Other great moments, Little Annie Sunday night. She was vivacious and poetic, gorgeously charming in the way she swayed around, without a care in the world. So damn inspiring. Likewise for Silver Apples, a pioneer in the minimal electronic sound. Simeon Coxe couldn’t have been happier up there. It was contagious, the whole weekend. And Terry Riley and son hypnotized me early sunday as I sat with family and friends at the KMA. Gosh darn memorable, in every way.

The end was just as potent as the beginning. And I chose to be decompressed by Max Richter with the Knoxville Symphony Orchestra performing the score for the HBO series The Leftovers. Nothing short of breath-taking. I was so tired and wiped out from walking and listening all weekend. I more or less fell into my chair, slouched down as low as I could, and just let it all settle in. I let that performance carry me home, mentally, like a serene boat ride down a mystic river.

I asked local musician Matt Honkonen, a very close friend, for his best moment at Big Ears, he said “Tito’s and burgers after the weekend, slowly unpacking the layers of three full days. The inspiration that comes to you slowly after a weekend of music is hard to put into words”. I was able to partake in that, and believe me when I say we ate and drank like kings. Its was similar to eating after a long hike in the Smokies. We made the bar rain down a gluttonous storm. The Bistro is the best place to feel you’re somewhere special, or at least different. How fitting that while we were soaking up everything we’d just experienced, Little Annie was just finishing her Hot Totti, KSO was down the bar eating, and chatting with others. A couple well-respected locals were doing the same. It feels special to live in Knoxville, I’m thrilled about it. Can’t wait for next year!

Matt Honkonen Pure Journey

Matt Honkonen

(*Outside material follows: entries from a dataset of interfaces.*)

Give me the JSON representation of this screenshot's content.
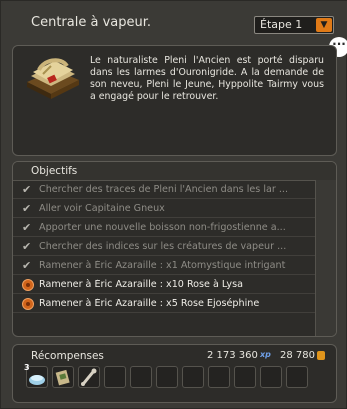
{
  "header": {
    "title": "Centrale à vapeur.",
    "step_label": "Étape 1",
    "chat_icon": "ellipsis-bubble-icon"
  },
  "description": {
    "text": "Le naturaliste Pleni l'Ancien est porté disparu dans les larmes d'Ouronigride. A la demande de son neveu, Pleni le Jeune, Hyppolite Tairmy vous a engagé pour le retrouver.",
    "icon": "quest-scroll-icon"
  },
  "objectives": {
    "title": "Objectifs",
    "items": [
      {
        "label": "Chercher des traces de Pleni l'Ancien dans les lar ...",
        "done": true
      },
      {
        "label": "Aller voir Capitaine Gneux",
        "done": true
      },
      {
        "label": "Apporter une nouvelle boisson non-frigostienne a...",
        "done": true
      },
      {
        "label": "Chercher des indices sur les créatures de vapeur ...",
        "done": true
      },
      {
        "label": "Ramener à Éric Azaraille : x1 Atomystique intrigant",
        "done": true
      },
      {
        "label": "Ramener à Éric Azaraille : x10 Rose à Lysa",
        "done": false
      },
      {
        "label": "Ramener à Éric Azaraille : x5 Rose Ejoséphine",
        "done": false
      }
    ]
  },
  "rewards": {
    "title": "Récompenses",
    "xp": "2 173 360",
    "xp_unit": "xp",
    "kamas": "28 780",
    "slots": [
      {
        "icon": "potion-item-icon",
        "badge": "3"
      },
      {
        "icon": "parchment-item-icon",
        "badge": ""
      },
      {
        "icon": "bone-item-icon",
        "badge": ""
      },
      {
        "icon": "",
        "badge": ""
      },
      {
        "icon": "",
        "badge": ""
      },
      {
        "icon": "",
        "badge": ""
      },
      {
        "icon": "",
        "badge": ""
      },
      {
        "icon": "",
        "badge": ""
      },
      {
        "icon": "",
        "badge": ""
      },
      {
        "icon": "",
        "badge": ""
      },
      {
        "icon": "",
        "badge": ""
      }
    ]
  },
  "colors": {
    "accent": "#e07a17",
    "panel_bg": "#3b3a36",
    "box_bg": "#2d2c29",
    "done_text": "#8e8c86",
    "active_text": "#f0eee8"
  }
}
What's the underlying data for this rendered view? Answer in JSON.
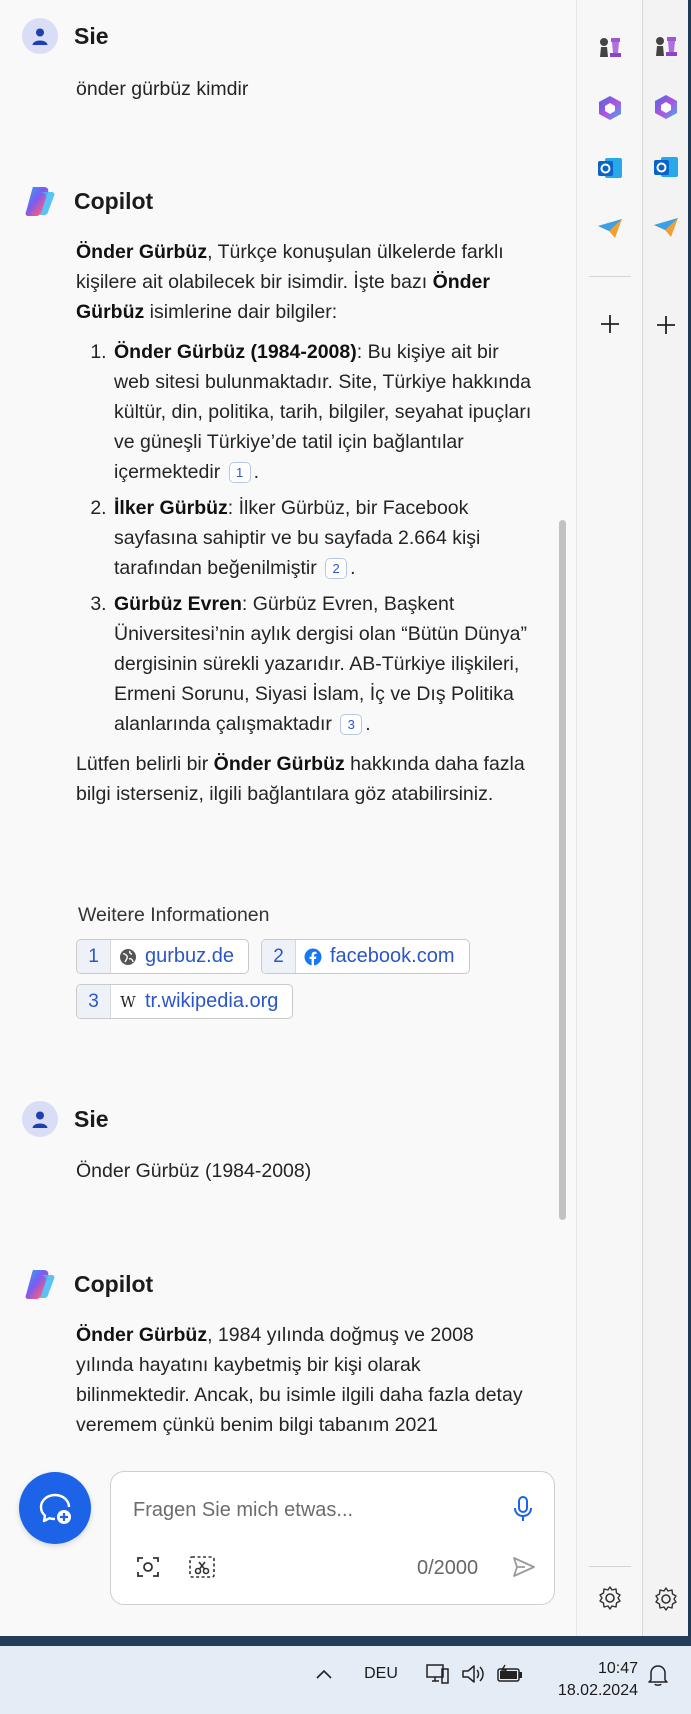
{
  "chat": {
    "user_name": "Sie",
    "copilot_name": "Copilot",
    "q1": "önder gürbüz kimdir",
    "a1": {
      "intro_b1": "Önder Gürbüz",
      "intro_t1": ", Türkçe konuşulan ülkelerde farklı kişilere ait olabilecek bir isimdir. İşte bazı ",
      "intro_b2": "Önder Gürbüz",
      "intro_t2": " isimlerine dair bilgiler:",
      "items": [
        {
          "bold": "Önder Gürbüz (1984-2008)",
          "text": ": Bu kişiye ait bir web sitesi bulunmaktadır. Site, Türkiye hakkında kültür, din, politika, tarih, bilgiler, seyahat ipuçları ve güneşli Türkiye’de tatil için bağlantılar içermektedir",
          "cite": "1",
          "end": "."
        },
        {
          "bold": "İlker Gürbüz",
          "text": ": İlker Gürbüz, bir Facebook sayfasına sahiptir ve bu sayfada 2.664 kişi tarafından beğenilmiştir",
          "cite": "2",
          "end": "."
        },
        {
          "bold": "Gürbüz Evren",
          "text": ": Gürbüz Evren, Başkent Üniversitesi’nin aylık dergisi olan “Bütün Dünya” dergisinin sürekli yazarıdır. AB-Türkiye ilişkileri, Ermeni Sorunu, Siyasi İslam, İç ve Dış Politika alanlarında çalışmaktadır",
          "cite": "3",
          "end": "."
        }
      ],
      "outro_t1": "Lütfen belirli bir ",
      "outro_b1": "Önder Gürbüz",
      "outro_t2": " hakkında daha fazla bilgi isterseniz, ilgili bağlantılara göz atabilirsiniz.",
      "more_title": "Weitere Informationen",
      "sources": [
        {
          "num": "1",
          "label": "gurbuz.de",
          "icon": "globe-icon"
        },
        {
          "num": "2",
          "label": "facebook.com",
          "icon": "facebook-icon"
        },
        {
          "num": "3",
          "label": "tr.wikipedia.org",
          "icon": "wikipedia-icon"
        }
      ]
    },
    "q2": "Önder Gürbüz (1984-2008)",
    "a2": {
      "b1": "Önder Gürbüz",
      "t1": ", 1984 yılında doğmuş ve 2008 yılında hayatını kaybetmiş bir kişi olarak bilinmektedir. Ancak, bu isimle ilgili daha fazla detay veremem çünkü benim bilgi tabanım 2021"
    }
  },
  "input": {
    "placeholder": "Fragen Sie mich etwas...",
    "value": "",
    "counter": "0/2000"
  },
  "rail_icons": [
    "chess-icon",
    "microsoft365-icon",
    "outlook-icon",
    "telegram-icon",
    "add-icon",
    "settings-icon"
  ],
  "taskbar": {
    "language": "DEU",
    "time": "10:47",
    "date": "18.02.2024"
  },
  "colors": {
    "accent": "#1c63e8",
    "link": "#2b56c9",
    "taskbar": "#e4ecf6"
  }
}
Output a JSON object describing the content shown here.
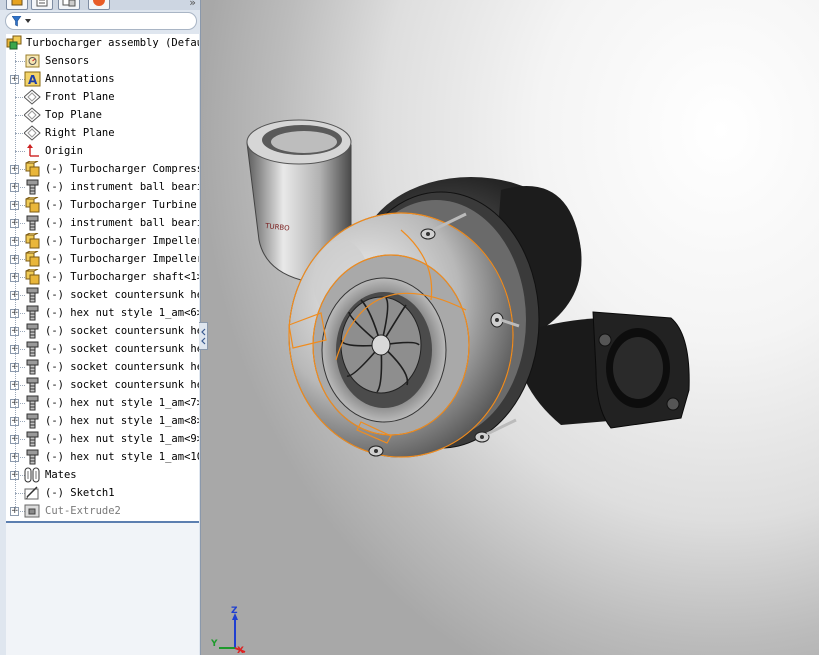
{
  "feature_tree": {
    "root": {
      "label": "Turbocharger assembly  (Defau",
      "icon": "assembly-icon"
    },
    "items": [
      {
        "label": "Sensors",
        "icon": "sensor-icon",
        "expander": false
      },
      {
        "label": "Annotations",
        "icon": "annotation-icon",
        "expander": true
      },
      {
        "label": "Front Plane",
        "icon": "plane-icon",
        "expander": false
      },
      {
        "label": "Top Plane",
        "icon": "plane-icon",
        "expander": false
      },
      {
        "label": "Right Plane",
        "icon": "plane-icon",
        "expander": false
      },
      {
        "label": "Origin",
        "icon": "origin-icon",
        "expander": false
      },
      {
        "label": "(-) Turbocharger Compresso",
        "icon": "subassembly-icon",
        "expander": true
      },
      {
        "label": "(-) instrument ball bearin",
        "icon": "part-icon",
        "expander": true
      },
      {
        "label": "(-) Turbocharger Turbine h",
        "icon": "subassembly-icon",
        "expander": true
      },
      {
        "label": "(-) instrument ball bearin",
        "icon": "part-icon",
        "expander": true
      },
      {
        "label": "(-) Turbocharger Impeller<",
        "icon": "subassembly-icon",
        "expander": true
      },
      {
        "label": "(-) Turbocharger Impeller<",
        "icon": "subassembly-icon",
        "expander": true
      },
      {
        "label": "(-) Turbocharger shaft<1>",
        "icon": "subassembly-icon",
        "expander": true
      },
      {
        "label": "(-) socket countersunk hea",
        "icon": "part-icon",
        "expander": true
      },
      {
        "label": "(-) hex nut style 1_am<6>",
        "icon": "part-icon",
        "expander": true
      },
      {
        "label": "(-) socket countersunk hea",
        "icon": "part-icon",
        "expander": true
      },
      {
        "label": "(-) socket countersunk hea",
        "icon": "part-icon",
        "expander": true
      },
      {
        "label": "(-) socket countersunk hea",
        "icon": "part-icon",
        "expander": true
      },
      {
        "label": "(-) socket countersunk hea",
        "icon": "part-icon",
        "expander": true
      },
      {
        "label": "(-) hex nut style 1_am<7>",
        "icon": "part-icon",
        "expander": true
      },
      {
        "label": "(-) hex nut style 1_am<8>",
        "icon": "part-icon",
        "expander": true
      },
      {
        "label": "(-) hex nut style 1_am<9>",
        "icon": "part-icon",
        "expander": true
      },
      {
        "label": "(-) hex nut style 1_am<10>",
        "icon": "part-icon",
        "expander": true
      },
      {
        "label": "Mates",
        "icon": "mates-icon",
        "expander": true
      },
      {
        "label": "(-) Sketch1",
        "icon": "sketch-icon",
        "expander": false
      },
      {
        "label": "Cut-Extrude2",
        "icon": "cut-extrude-icon",
        "expander": true,
        "suppressed": true
      }
    ]
  },
  "graphics": {
    "model_name": "Turbocharger assembly",
    "housing_text": "TURBO",
    "selection_color": "#f08c1e",
    "triad": {
      "z": "Z",
      "y": "Y",
      "x": "X"
    }
  },
  "colors": {
    "panel_bg": "#dfe6ef",
    "highlight": "#f08c1e",
    "tree_bg": "#ffffff"
  }
}
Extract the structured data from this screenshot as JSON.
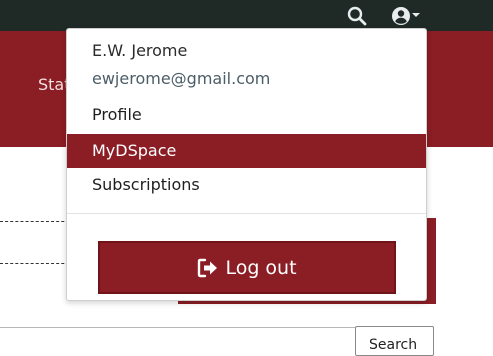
{
  "header": {
    "nav_partial": "Stat"
  },
  "topbar": {
    "search_icon": "search-icon",
    "user_icon": "user-circle-icon"
  },
  "dropdown": {
    "user_name": "E.W. Jerome",
    "user_email": "ewjerome@gmail.com",
    "items": [
      {
        "label": "Profile"
      },
      {
        "label": "MyDSpace",
        "active": true
      },
      {
        "label": "Subscriptions"
      }
    ],
    "logout_label": "Log out",
    "logout_icon": "sign-out-icon"
  },
  "search": {
    "button_label": "Search"
  },
  "colors": {
    "brand": "#8b1d24",
    "topbar": "#1f2926"
  }
}
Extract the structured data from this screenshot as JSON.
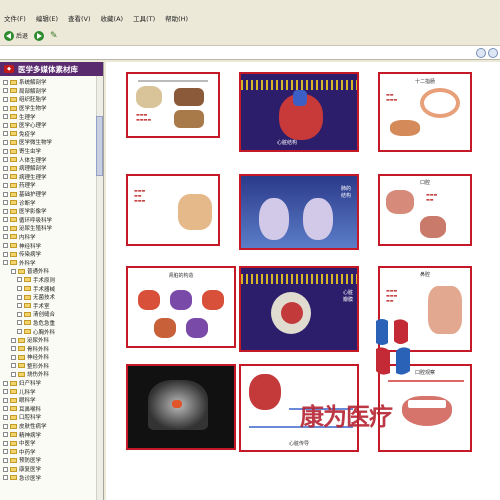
{
  "menu": [
    "文件(F)",
    "编辑(E)",
    "查看(V)",
    "收藏(A)",
    "工具(T)",
    "帮助(H)"
  ],
  "toolbar": {
    "back_label": "后退"
  },
  "sidebar": {
    "title": "医学多媒体素材库",
    "items": [
      "系统解剖学",
      "局部解剖学",
      "组织胚胎学",
      "医学生物学",
      "生理学",
      "医学心理学",
      "免疫学",
      "医学微生物学",
      "寄生虫学",
      "人体生理学",
      "病理解剖学",
      "病理生理学",
      "药理学",
      "基础护理学",
      "诊断学",
      "医学影像学",
      "循环呼吸科学",
      "泌尿生殖科学",
      "内科学",
      "神经科学",
      "传染病学",
      "外科学",
      "普通外科",
      "手术原则",
      "手术器械",
      "无菌技术",
      "手术室",
      "清创缝合",
      "急危急重",
      "心胸外科",
      "泌尿外科",
      "骨科外科",
      "神经外科",
      "整形外科",
      "烧伤外科",
      "妇产科学",
      "儿科学",
      "眼科学",
      "耳鼻喉科",
      "口腔科学",
      "皮肤性病学",
      "精神病学",
      "中医学",
      "中药学",
      "预防医学",
      "康复医学",
      "急诊医学"
    ]
  },
  "cards": [
    {
      "title": "",
      "caption": ""
    },
    {
      "title": "",
      "caption": "心脏结构"
    },
    {
      "title": "十二指肠",
      "caption": ""
    },
    {
      "title": "",
      "caption": ""
    },
    {
      "title": "",
      "caption": "肺的结构"
    },
    {
      "title": "口腔",
      "caption": ""
    },
    {
      "title": "肾脏的构造",
      "caption": ""
    },
    {
      "title": "",
      "caption": "心脏瓣膜"
    },
    {
      "title": "鼻腔",
      "caption": ""
    },
    {
      "title": "",
      "caption": ""
    },
    {
      "title": "",
      "caption": "心脏传导"
    },
    {
      "title": "口腔观察",
      "caption": ""
    }
  ],
  "watermark": "康为医疗",
  "colors": {
    "accent": "#c41a28",
    "purple": "#5a2a6e"
  }
}
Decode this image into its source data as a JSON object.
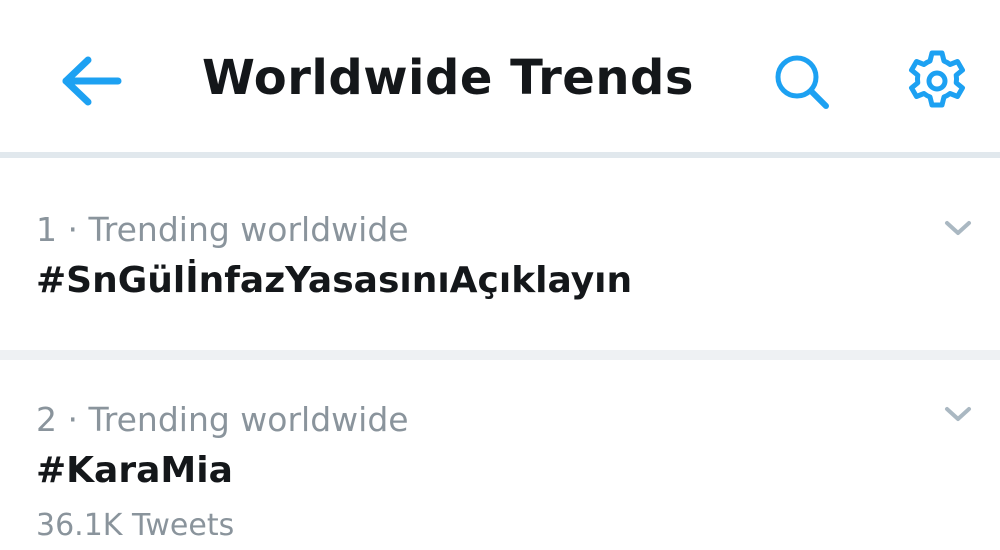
{
  "header": {
    "title": "Worldwide Trends",
    "back_icon": "arrow-left-icon",
    "search_icon": "search-icon",
    "settings_icon": "gear-icon",
    "accent_color": "#1da1f2"
  },
  "trends": [
    {
      "context": "1 · Trending worldwide",
      "name": "#SnGülİnfazYasasınıAçıklayın",
      "tweet_count": ""
    },
    {
      "context": "2 · Trending worldwide",
      "name": "#KaraMia",
      "tweet_count": "36.1K Tweets"
    }
  ]
}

With the new album dropping July 12, Matt Honkonen gives us a taste with Paper Wires (singles). Out of the three tracks, all of which are great sounding, the one I think stands out the most is “More Than You Need.” A close to perfect Indie Pop number, with clear southern influence. Honkonen is having fun doing this, showing off his full range as a leader, creating a world for us where we get the best of everything musically. The line “You want an open book, with pages in their place, and all your answers written down, with a hand that never shakes” immediately tells you this cats a poet. Soulful bends that reveal the aged heart of the road, the idea of the next life on the horizon, and a delicate delivery not afraid to express the learning and the teaching. You’ll explore this new valley as a pure creation, letting things just be, as you get thrown into the musical journey. Matts a real light amongst all this sound clutter. So grab a small cup of whiskey, sit on the porch and chill to this batch of singles.

Look for a full album review in July, I’ll keep you posted.